Figure 5: Multi-Dimensional Portfolio v. Multi-Dimensional Alpha Overlay Performance (1995-2017)
Figure 6: Traditional and Multi-Dimensional Alpha Overlay Portfolio Equity Curves (1995-2017)
As shown in Figures 5 and 6, using a Multi-Dimensional Portfolio as the base and layering on the Short-Term Mean Reversion and Intermediate-Term Global Trend and Momentum strategies as alpha overlays would have increased annual returns from nearly 10% to 12% and modestly increased portfolio volatility and maximum drawdown, taking the portfolio's Return/Risk ratio up from 1.31 to 1.38. More importantly, however, when compared to the original Traditional Portfolio, the performance enhancement is far more significant.
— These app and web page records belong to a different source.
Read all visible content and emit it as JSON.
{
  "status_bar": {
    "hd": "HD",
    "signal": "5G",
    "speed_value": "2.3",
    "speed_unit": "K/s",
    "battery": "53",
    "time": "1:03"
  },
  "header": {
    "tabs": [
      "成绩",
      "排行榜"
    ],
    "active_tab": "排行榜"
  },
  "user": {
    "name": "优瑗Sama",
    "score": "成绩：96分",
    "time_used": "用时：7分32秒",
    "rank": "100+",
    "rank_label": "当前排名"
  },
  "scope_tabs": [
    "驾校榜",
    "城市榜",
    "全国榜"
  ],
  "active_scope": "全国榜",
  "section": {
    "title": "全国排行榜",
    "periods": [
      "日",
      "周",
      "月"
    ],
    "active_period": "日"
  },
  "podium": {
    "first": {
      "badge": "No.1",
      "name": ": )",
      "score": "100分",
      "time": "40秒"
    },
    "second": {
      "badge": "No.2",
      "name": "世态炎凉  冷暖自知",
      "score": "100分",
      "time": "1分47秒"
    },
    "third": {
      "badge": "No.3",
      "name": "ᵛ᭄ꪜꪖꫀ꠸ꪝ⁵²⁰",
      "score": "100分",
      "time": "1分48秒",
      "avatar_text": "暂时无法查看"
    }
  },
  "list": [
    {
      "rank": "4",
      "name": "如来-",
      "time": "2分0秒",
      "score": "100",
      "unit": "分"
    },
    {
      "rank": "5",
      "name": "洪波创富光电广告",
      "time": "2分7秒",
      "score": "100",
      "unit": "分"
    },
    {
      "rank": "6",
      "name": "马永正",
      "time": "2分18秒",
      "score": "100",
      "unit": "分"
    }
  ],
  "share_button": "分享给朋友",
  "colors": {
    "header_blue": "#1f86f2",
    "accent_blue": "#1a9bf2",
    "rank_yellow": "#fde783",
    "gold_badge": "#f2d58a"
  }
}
Most notably, annual returns would have increased by over 50% (8% to 12%), while the maximum drawdown over the full period would have declined by over 40% (-31% to -18%).
In conclusion, it is RQA's view that Traditional Portfolios can achieve greater returns without materially increasing downside risk through the conservative use and layering of alpha overlay strategies. In addition, by restructuring a base portfolio with the goal of multi-dimensional diversification in mind, investors can significantly improve the risk profiles of their portfolios, reducing downside exposure and alleviating the reliance on any dominant return factor (e.g. economic growth) or individual strategy. We would note that these overlays are relatively simple examples, and there are many more lowly-correlated, high-quality alpha overlay return streams that can be added to improve expected portfolio results further.
Disclaimer: These materials have been prepared solely for informational purposes and do not constitute a recommendation to make or dispose of any investment or engage in any particular investment strategy. These materials include general information and have not been tailored for any specific recipient or recipients. Information or data shown or used in these materials were obtained from sources believed to be reliable, but accuracy is not guaranteed. Furthermore, past results are not necessarily indicative of future results. The analyses presented are based on simulated or hypothetical performance that has certain inherent limitations. Simulated or hypothetical trading programs in general are also subject to the fact that they are designed with the benefit of hindsight.